For some reason, she expects him to grin, but he only gives her a sad smile and comes to occupy the seat her Johnny vacated minutes before. His face—a face she thinks of as meant for goofy grins and silly expressions, though she doesn’t know why because she doesn’t know him—is set very grim, and not just for her. This is the grimness of a man facing his own death, she knows, she’s seen it often enough in relatives and friends.

“Donna Noble,” he says to her, his voice familiar, “I’m going to give you something. I took it for a very good reason, but you should have it back now.”

“I-I don’t—”

“You will.”

He reaches for her then, and only the depth of his eyes keeps her from trying to scream, to struggle. The depth of his eyes speaks only of compassion, even of love, and for those reasons she trusts him, even if he has lied about his name.

Her head starts to burn before he ever touches her, an old and familiar feeling, but he only smiles, still sad. “Oh no, not this time. This time is for keeps.” His fingers touch her forehead, and she can’t feel them, why can’t she feel his fingers, but then she realizes it must be because his fingers are as burning hot as her head. In fact, he doesn’t look well at all. Yes, he’s dying, just as surely as she—

Pompeii, save at least one, just one, Doctor, oh gods, the Ood hold their brains in their hands, the Doctor-Donna, the men have fish-heads and the numbers are dates, I want to travel with him forever, I would have traveled with you forever, the Doctor-Donna in the TARDIS.


So sad, his eyes are so sad as he smiles at her. One of his hands strokes her hair, long since gone white. “I’m dying, you’re dying. I thought you’d want to die as your whole self.”

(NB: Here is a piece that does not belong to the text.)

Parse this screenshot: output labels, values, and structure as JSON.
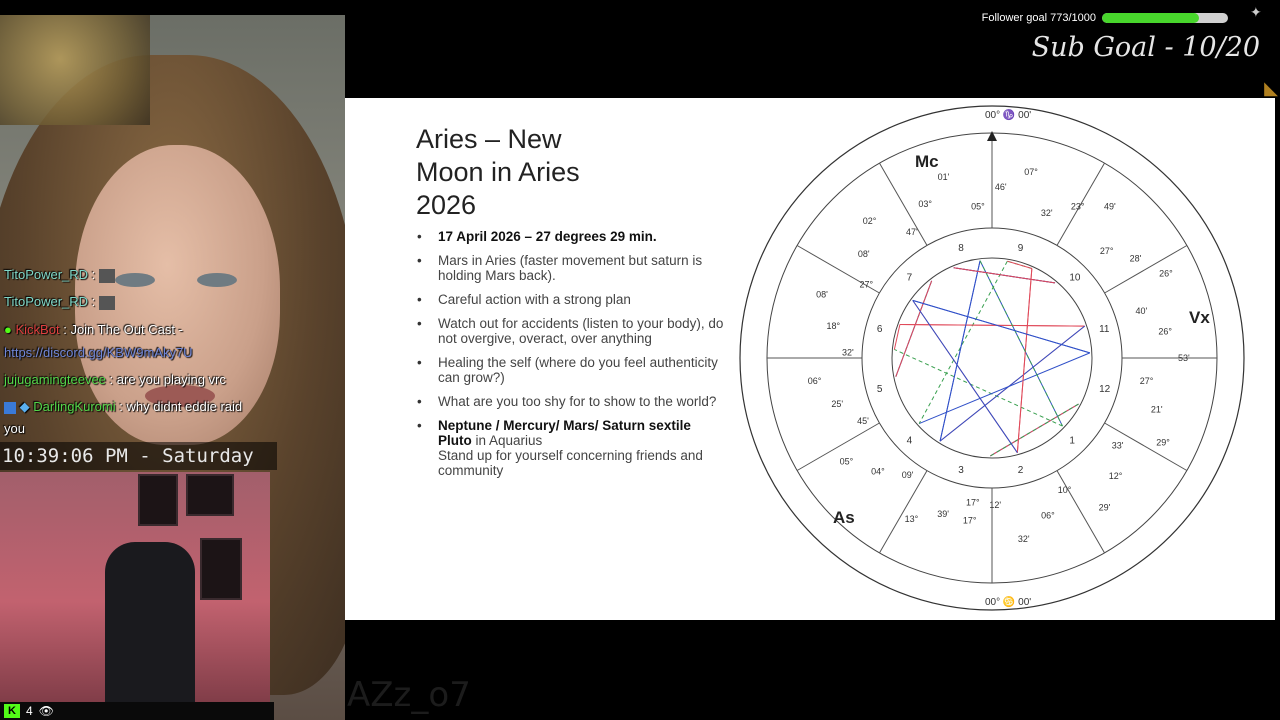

Burning, her head is burning, no, not her head, her mind. Her mind burns, filling her with so many ideas, so many worlds and words and people and things she’d forgotten because he took them from her to protect her from exactly what is happening. She knows so much now, so very much, about the whole of time and space and what could have been and what will be.

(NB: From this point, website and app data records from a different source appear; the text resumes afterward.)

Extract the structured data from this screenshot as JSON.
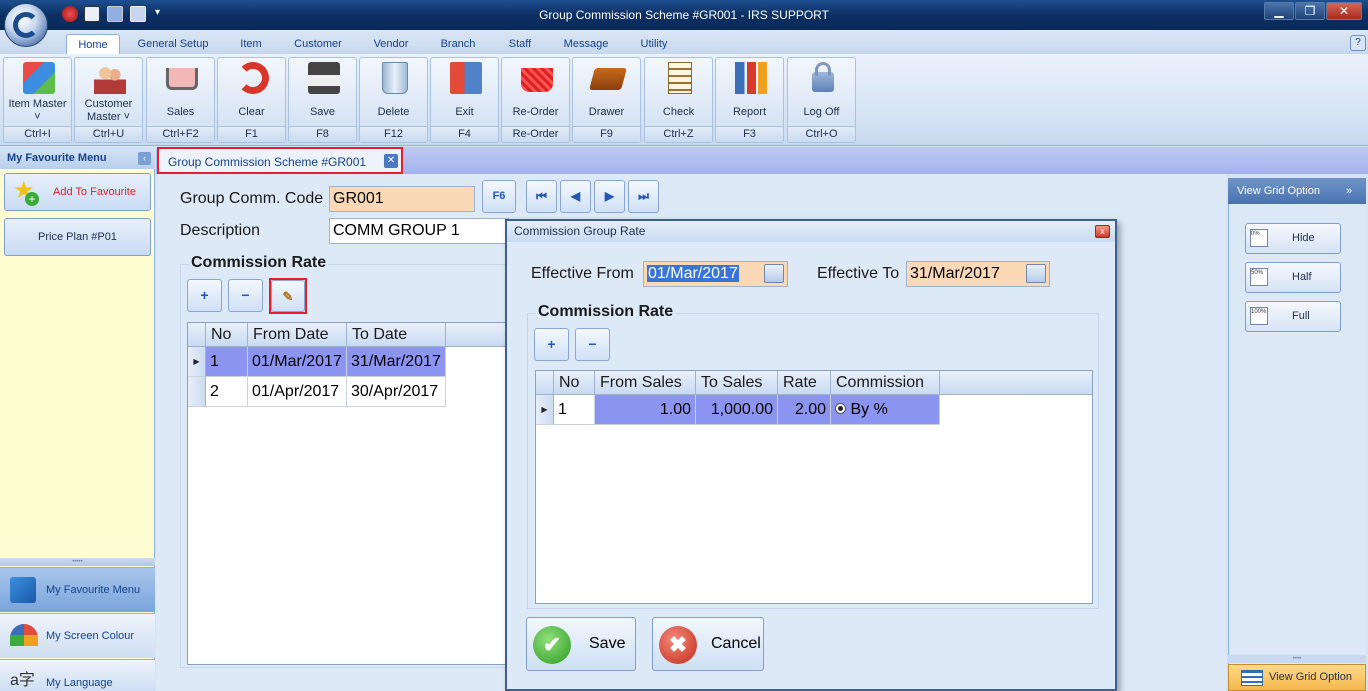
{
  "window": {
    "title": "Group Commission Scheme #GR001 - IRS SUPPORT",
    "controls": {
      "minimize": "▁",
      "maximize": "❐",
      "close": "✕"
    },
    "help": "?"
  },
  "ribbon_tabs": [
    "Home",
    "General Setup",
    "Item",
    "Customer",
    "Vendor",
    "Branch",
    "Staff",
    "Message",
    "Utility"
  ],
  "ribbon_buttons": [
    {
      "label": "Item Master ˅",
      "shortcut": "Ctrl+I",
      "icon": "item-master-icon"
    },
    {
      "label": "Customer Master ˅",
      "shortcut": "Ctrl+U",
      "icon": "customer-master-icon"
    },
    {
      "label": "Sales",
      "shortcut": "Ctrl+F2",
      "icon": "cart-icon"
    },
    {
      "label": "Clear",
      "shortcut": "F1",
      "icon": "clear-icon"
    },
    {
      "label": "Save",
      "shortcut": "F8",
      "icon": "floppy-icon"
    },
    {
      "label": "Delete",
      "shortcut": "F12",
      "icon": "trash-icon"
    },
    {
      "label": "Exit",
      "shortcut": "F4",
      "icon": "exit-door-icon"
    },
    {
      "label": "Re-Order",
      "shortcut": "Re-Order",
      "icon": "basket-icon"
    },
    {
      "label": "Drawer",
      "shortcut": "F9",
      "icon": "drawer-icon"
    },
    {
      "label": "Check",
      "shortcut": "Ctrl+Z",
      "icon": "checklist-icon"
    },
    {
      "label": "Report",
      "shortcut": "F3",
      "icon": "report-chart-icon"
    },
    {
      "label": "Log Off",
      "shortcut": "Ctrl+O",
      "icon": "lock-icon"
    }
  ],
  "left_panel": {
    "header": "My Favourite Menu",
    "add_favourite": "Add To Favourite",
    "items": [
      "Price Plan #P01"
    ],
    "nav": [
      "My Favourite Menu",
      "My Screen Colour",
      "My Language"
    ]
  },
  "doc_tab": {
    "label": "Group Commission Scheme #GR001",
    "close": "✕"
  },
  "form": {
    "code_label": "Group Comm. Code",
    "code_value": "GR001",
    "lookup_button": "F6",
    "description_label": "Description",
    "description_value": "COMM GROUP 1",
    "nav_buttons": [
      "⏮",
      "◀",
      "▶",
      "⏭"
    ],
    "section_title": "Commission Rate",
    "add_btn": "+",
    "remove_btn": "−",
    "grid": {
      "headers": [
        "No",
        "From Date",
        "To Date"
      ],
      "rows": [
        {
          "no": "1",
          "from": "01/Mar/2017",
          "to": "31/Mar/2017",
          "selected": true
        },
        {
          "no": "2",
          "from": "01/Apr/2017",
          "to": "30/Apr/2017",
          "selected": false
        }
      ]
    }
  },
  "right_panel": {
    "header": "View Grid Option",
    "collapse": "»",
    "options": [
      {
        "label": "Hide",
        "badge": "0%"
      },
      {
        "label": "Half",
        "badge": "50%"
      },
      {
        "label": "Full",
        "badge": "100%"
      }
    ],
    "footer": "View Grid Option"
  },
  "dialog": {
    "title": "Commission Group Rate",
    "close": "x",
    "effective_from_label": "Effective From",
    "effective_from_value": "01/Mar/2017",
    "effective_to_label": "Effective To",
    "effective_to_value": "31/Mar/2017",
    "section_title": "Commission Rate",
    "add_btn": "+",
    "remove_btn": "−",
    "grid": {
      "headers": [
        "No",
        "From Sales",
        "To Sales",
        "Rate",
        "Commission"
      ],
      "rows": [
        {
          "no": "1",
          "from_sales": "1.00",
          "to_sales": "1,000.00",
          "rate": "2.00",
          "commission": "By %"
        }
      ]
    },
    "save": "Save",
    "cancel": "Cancel"
  },
  "colors": {
    "accent": "#15428b",
    "selection": "#8b94f0",
    "highlight_field": "#fbd9b6",
    "red_outline": "#e0202a"
  }
}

“D-Doctor!” She grasps the sleeve of his coat, barely able to see him now around the edges of her burning corneas.

“I’m sorry, Donna. I’m so sorry.”

She can see him, not before her but in her mind’s eye, see the man he will become after he leaves her, and she can see the girl, both the young, trusting girl and the older, harder version. Donna grips his sleeve tighter and yanks with all her remaining strength.

“What?” he asks. “Donna, what is it?”

“D-Don’t… don’t be an arse, Spaceman. She’ll need you.”

A flare cuts off anything he might have to say to that. She can no longer see him through the burning, or hear him through the sounds of the flames in her mind.


He watches her fade until the very last light goes out from her eyes. She’d been in pain, but he thought she would think of it as worth it, to die with her memories intact. What had she meant by that last, though?

He tries to see, but as always, he can’t see past his regeneration. That part of the future with its might-be’s and could-be’s is cut off from him.

Pain of his own lances through his gut and out through the rest of his body. He can’t stay here, he still has one more place to go, one more person to see for the last time before the veil lifts and he can know what lie beyond this life.

I don’t want to go, he thinks, almost desperately, as he stands and leaves her bedside. I don’t want to go.